Those in the harm reduction world know Portugal as a harm reduction Mecca: renowned for its 2001 legislation that decriminalized possession of small amounts of substances—including “hard” drugs like heroin and cocaine—and prioritized the health and human rights of people who use drugs over punishing them for it.
I have traveled here from Canada, where one person is dying roughly every two hours from an opioid-involved overdose, to attend Harm Reduction International’s 26th global conference, and to learn about Portugal’s own radical experiment.

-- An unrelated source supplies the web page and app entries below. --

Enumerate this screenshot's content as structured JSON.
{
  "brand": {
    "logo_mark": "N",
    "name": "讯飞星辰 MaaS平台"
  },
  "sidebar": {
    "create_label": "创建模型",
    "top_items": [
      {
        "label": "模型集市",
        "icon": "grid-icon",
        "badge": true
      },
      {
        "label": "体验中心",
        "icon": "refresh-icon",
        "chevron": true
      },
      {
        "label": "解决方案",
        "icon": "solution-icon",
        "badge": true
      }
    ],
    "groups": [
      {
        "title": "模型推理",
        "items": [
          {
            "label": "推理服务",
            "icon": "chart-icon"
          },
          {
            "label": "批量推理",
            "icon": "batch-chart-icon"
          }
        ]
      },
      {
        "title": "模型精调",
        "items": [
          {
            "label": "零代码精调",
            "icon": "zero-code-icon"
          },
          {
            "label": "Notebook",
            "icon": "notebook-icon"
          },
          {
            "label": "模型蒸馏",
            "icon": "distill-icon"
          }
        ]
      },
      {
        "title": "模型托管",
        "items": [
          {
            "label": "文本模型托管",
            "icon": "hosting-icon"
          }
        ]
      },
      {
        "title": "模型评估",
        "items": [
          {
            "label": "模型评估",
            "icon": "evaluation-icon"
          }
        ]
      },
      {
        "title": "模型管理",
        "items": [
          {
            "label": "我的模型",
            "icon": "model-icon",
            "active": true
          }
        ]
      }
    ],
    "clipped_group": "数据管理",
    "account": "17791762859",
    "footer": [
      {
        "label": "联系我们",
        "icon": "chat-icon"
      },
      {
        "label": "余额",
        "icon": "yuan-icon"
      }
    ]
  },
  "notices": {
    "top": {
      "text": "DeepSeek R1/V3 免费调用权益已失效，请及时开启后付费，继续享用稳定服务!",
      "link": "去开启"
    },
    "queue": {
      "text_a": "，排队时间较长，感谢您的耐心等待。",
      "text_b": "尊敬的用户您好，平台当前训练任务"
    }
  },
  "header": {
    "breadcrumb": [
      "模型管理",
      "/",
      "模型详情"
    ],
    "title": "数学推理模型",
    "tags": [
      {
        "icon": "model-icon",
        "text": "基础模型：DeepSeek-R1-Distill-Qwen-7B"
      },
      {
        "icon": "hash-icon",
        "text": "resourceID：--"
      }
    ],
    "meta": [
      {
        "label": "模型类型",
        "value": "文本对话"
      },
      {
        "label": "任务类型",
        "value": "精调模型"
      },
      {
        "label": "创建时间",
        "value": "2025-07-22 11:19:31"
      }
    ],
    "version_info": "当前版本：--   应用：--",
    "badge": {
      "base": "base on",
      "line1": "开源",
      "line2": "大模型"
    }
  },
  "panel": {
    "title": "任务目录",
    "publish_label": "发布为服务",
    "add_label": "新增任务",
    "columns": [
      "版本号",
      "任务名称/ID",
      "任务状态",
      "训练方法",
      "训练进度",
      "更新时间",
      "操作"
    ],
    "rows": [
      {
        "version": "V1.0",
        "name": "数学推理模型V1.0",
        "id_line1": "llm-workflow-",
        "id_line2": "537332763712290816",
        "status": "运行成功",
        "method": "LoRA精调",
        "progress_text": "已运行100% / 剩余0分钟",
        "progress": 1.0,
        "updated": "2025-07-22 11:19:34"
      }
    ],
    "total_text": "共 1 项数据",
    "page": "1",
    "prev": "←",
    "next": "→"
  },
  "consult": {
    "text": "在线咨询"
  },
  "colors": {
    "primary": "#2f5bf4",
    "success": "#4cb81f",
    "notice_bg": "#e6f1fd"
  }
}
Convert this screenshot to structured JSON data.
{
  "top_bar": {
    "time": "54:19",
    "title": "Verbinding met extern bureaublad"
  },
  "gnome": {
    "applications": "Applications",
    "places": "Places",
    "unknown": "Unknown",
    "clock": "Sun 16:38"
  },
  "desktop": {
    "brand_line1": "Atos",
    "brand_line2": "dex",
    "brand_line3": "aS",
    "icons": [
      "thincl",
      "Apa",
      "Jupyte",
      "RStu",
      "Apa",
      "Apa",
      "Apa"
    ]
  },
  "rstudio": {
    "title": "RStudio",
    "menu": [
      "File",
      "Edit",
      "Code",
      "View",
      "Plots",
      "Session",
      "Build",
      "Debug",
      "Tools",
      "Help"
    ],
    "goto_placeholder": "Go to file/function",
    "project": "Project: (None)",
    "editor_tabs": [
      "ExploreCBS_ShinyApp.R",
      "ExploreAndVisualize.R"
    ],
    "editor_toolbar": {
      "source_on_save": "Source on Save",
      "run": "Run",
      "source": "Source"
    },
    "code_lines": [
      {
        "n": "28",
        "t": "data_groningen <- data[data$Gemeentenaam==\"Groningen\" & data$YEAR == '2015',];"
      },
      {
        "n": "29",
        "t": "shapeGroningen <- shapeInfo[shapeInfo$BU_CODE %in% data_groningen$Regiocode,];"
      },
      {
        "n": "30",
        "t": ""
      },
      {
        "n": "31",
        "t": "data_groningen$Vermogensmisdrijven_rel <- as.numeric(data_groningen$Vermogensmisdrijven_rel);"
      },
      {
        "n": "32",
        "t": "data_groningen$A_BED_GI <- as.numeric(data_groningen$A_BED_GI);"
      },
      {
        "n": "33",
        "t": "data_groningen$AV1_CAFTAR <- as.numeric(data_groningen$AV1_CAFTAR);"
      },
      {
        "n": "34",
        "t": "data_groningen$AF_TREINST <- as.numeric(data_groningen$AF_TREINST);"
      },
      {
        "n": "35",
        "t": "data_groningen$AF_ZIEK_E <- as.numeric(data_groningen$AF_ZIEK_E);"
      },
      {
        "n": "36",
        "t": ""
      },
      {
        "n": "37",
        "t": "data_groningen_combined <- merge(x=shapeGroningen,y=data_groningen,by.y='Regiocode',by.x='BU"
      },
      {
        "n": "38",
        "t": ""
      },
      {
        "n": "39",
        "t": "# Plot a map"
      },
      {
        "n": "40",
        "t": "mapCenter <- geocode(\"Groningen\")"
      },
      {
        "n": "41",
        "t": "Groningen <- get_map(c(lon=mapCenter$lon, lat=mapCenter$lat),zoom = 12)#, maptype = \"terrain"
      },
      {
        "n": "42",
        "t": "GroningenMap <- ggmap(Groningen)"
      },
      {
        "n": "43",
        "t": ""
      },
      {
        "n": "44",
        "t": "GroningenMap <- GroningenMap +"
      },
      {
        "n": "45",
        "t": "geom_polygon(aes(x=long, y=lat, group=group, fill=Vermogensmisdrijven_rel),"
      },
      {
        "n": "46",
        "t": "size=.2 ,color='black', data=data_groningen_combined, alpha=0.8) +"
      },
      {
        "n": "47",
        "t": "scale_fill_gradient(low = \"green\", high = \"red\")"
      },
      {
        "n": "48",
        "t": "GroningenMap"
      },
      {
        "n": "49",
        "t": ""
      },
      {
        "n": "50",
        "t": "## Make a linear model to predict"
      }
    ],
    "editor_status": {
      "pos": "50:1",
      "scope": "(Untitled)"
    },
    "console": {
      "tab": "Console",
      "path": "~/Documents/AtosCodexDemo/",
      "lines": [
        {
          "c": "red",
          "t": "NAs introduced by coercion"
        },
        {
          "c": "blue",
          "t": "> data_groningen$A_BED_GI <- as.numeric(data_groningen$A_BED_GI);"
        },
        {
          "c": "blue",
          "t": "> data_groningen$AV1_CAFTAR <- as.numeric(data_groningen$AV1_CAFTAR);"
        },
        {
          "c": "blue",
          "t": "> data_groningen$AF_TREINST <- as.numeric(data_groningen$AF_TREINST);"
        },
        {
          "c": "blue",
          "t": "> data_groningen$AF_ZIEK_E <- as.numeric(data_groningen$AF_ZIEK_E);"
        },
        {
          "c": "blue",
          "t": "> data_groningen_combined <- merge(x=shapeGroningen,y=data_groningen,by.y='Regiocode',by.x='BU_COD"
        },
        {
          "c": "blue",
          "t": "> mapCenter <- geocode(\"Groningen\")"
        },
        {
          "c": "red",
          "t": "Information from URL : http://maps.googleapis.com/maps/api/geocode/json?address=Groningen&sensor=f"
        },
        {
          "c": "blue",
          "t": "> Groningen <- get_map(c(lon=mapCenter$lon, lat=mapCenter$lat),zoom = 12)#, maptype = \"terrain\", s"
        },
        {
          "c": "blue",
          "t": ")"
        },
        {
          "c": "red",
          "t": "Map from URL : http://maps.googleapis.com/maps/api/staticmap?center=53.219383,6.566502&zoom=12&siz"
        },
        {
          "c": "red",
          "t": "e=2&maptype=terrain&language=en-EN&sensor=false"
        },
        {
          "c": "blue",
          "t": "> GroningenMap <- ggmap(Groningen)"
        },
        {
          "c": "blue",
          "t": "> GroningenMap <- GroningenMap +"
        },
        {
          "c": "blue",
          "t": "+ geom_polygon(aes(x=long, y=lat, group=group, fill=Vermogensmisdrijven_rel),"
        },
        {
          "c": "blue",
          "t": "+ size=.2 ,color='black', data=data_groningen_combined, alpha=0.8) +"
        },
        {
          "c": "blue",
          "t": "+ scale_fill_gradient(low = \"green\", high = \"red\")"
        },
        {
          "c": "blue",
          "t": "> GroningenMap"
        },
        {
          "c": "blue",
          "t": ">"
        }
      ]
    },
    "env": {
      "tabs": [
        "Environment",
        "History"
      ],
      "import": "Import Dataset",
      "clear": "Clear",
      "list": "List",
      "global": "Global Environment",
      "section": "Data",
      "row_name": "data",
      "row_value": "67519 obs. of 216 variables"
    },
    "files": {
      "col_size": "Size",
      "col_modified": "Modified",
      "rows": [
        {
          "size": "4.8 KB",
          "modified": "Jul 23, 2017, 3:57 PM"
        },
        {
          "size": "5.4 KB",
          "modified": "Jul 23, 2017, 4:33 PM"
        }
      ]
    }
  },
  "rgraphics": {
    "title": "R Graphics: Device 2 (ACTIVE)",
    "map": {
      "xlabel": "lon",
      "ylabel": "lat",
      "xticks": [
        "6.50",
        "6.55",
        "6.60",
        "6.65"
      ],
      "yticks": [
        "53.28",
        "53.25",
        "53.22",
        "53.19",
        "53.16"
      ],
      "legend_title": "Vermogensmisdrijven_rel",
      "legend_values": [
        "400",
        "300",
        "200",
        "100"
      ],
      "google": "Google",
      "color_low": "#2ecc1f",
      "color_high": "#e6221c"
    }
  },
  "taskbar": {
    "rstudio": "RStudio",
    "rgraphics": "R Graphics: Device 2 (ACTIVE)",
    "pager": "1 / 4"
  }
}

Back in the city, I find myself in an enormous conference room, surrounded by policy makers, doctors and researchers from some 90 countries around the world. They see harm reduction measures as fundamental to achieving the UN’s goal of eliminating AIDS by 2030 (Portugal is one of the few nations on track to meet its goal) as well as dramatically reducing rates of viral hepatitis and tuberculosis.